§ **YOUR INSTRUCTIONS**
Find the string "Buds" in the entries and copy each line that has it.

§ **INFORMATION PROVIDED**
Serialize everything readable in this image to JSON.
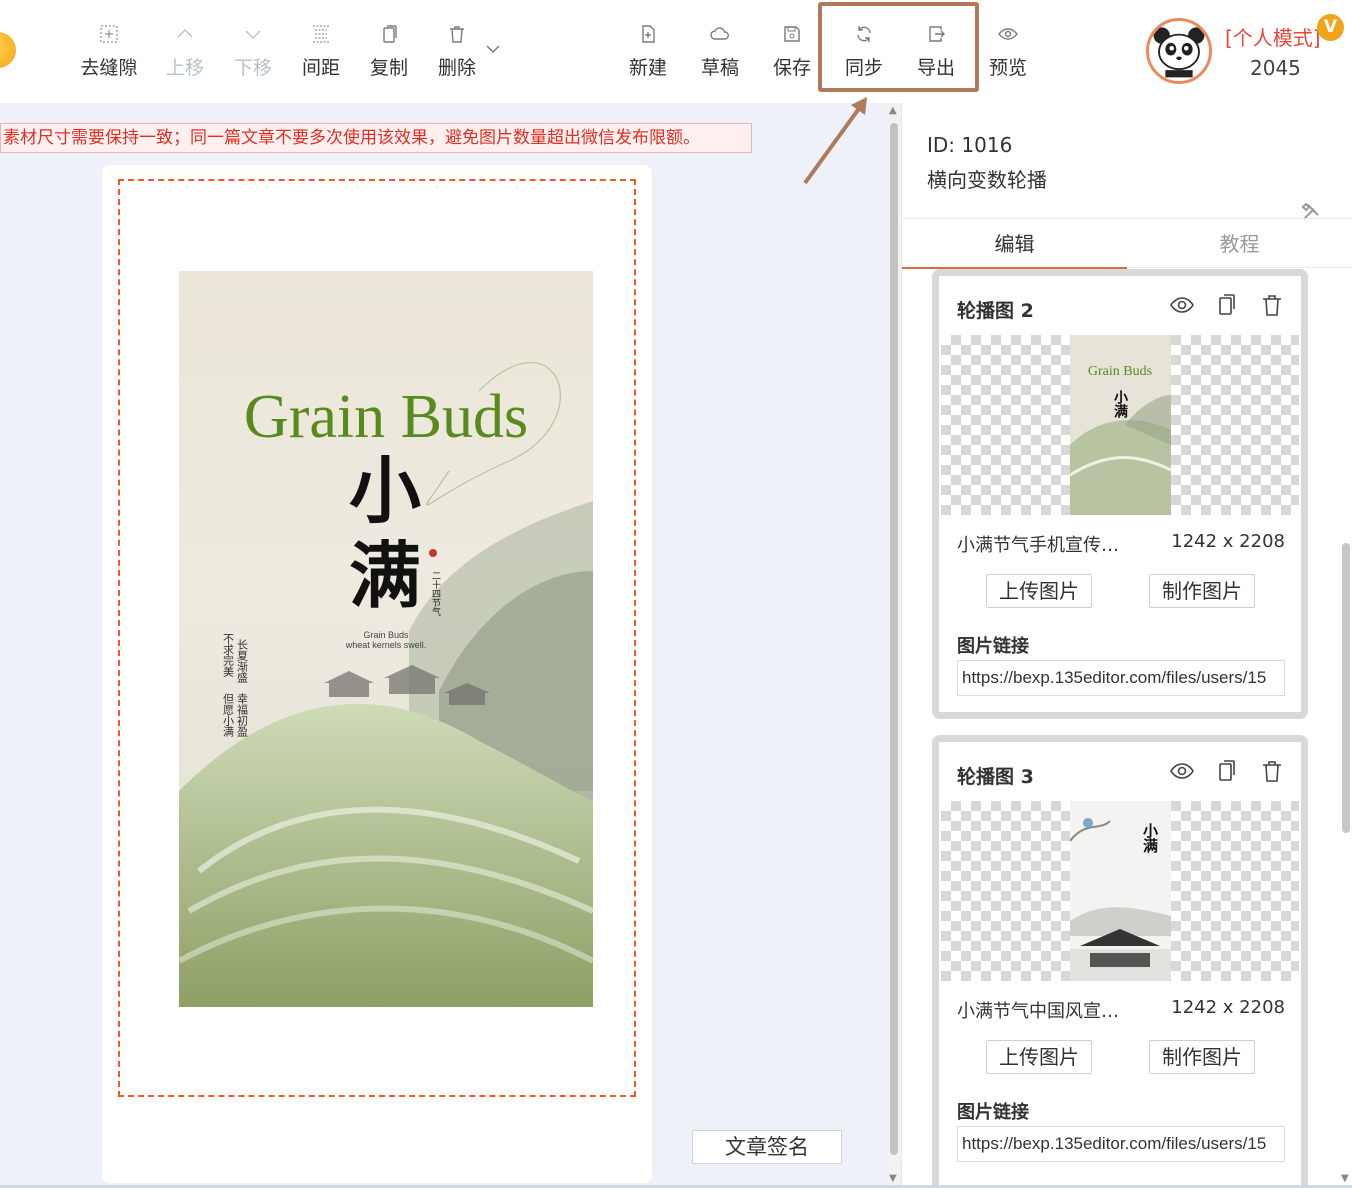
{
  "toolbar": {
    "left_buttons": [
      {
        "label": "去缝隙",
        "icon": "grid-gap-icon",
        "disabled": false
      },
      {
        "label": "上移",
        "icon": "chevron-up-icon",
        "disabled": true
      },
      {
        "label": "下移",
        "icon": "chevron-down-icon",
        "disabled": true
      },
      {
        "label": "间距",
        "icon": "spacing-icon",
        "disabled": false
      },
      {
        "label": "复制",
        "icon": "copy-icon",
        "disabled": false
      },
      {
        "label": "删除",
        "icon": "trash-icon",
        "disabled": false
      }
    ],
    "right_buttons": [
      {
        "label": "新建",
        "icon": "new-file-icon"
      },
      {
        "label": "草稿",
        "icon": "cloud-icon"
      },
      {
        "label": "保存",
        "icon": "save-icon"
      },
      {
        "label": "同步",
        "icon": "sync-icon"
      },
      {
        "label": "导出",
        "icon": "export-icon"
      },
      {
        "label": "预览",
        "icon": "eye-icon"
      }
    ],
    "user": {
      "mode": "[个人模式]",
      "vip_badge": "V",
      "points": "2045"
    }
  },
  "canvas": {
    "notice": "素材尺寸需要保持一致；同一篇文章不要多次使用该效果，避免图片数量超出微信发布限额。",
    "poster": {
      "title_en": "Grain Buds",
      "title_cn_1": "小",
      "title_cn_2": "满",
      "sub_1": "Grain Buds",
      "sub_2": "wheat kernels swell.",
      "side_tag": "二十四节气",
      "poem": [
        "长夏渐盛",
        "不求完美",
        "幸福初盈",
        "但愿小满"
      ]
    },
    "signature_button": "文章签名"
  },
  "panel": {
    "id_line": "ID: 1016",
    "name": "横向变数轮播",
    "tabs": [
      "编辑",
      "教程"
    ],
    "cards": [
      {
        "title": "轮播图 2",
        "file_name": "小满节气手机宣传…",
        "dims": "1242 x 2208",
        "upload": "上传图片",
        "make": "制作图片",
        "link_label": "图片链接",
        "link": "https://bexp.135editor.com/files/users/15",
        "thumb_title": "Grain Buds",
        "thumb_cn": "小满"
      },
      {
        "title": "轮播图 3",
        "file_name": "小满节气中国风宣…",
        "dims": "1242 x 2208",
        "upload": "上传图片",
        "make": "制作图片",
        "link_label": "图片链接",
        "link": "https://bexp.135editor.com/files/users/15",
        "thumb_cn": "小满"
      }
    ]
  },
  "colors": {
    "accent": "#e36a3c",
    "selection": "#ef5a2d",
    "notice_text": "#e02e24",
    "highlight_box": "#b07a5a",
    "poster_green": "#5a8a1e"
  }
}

§ **SOLUTION TO THIS EXERCISE**
      "title_en": "Grain Buds",
      "sub_1": "Grain Buds",
        "thumb_title": "Grain Buds",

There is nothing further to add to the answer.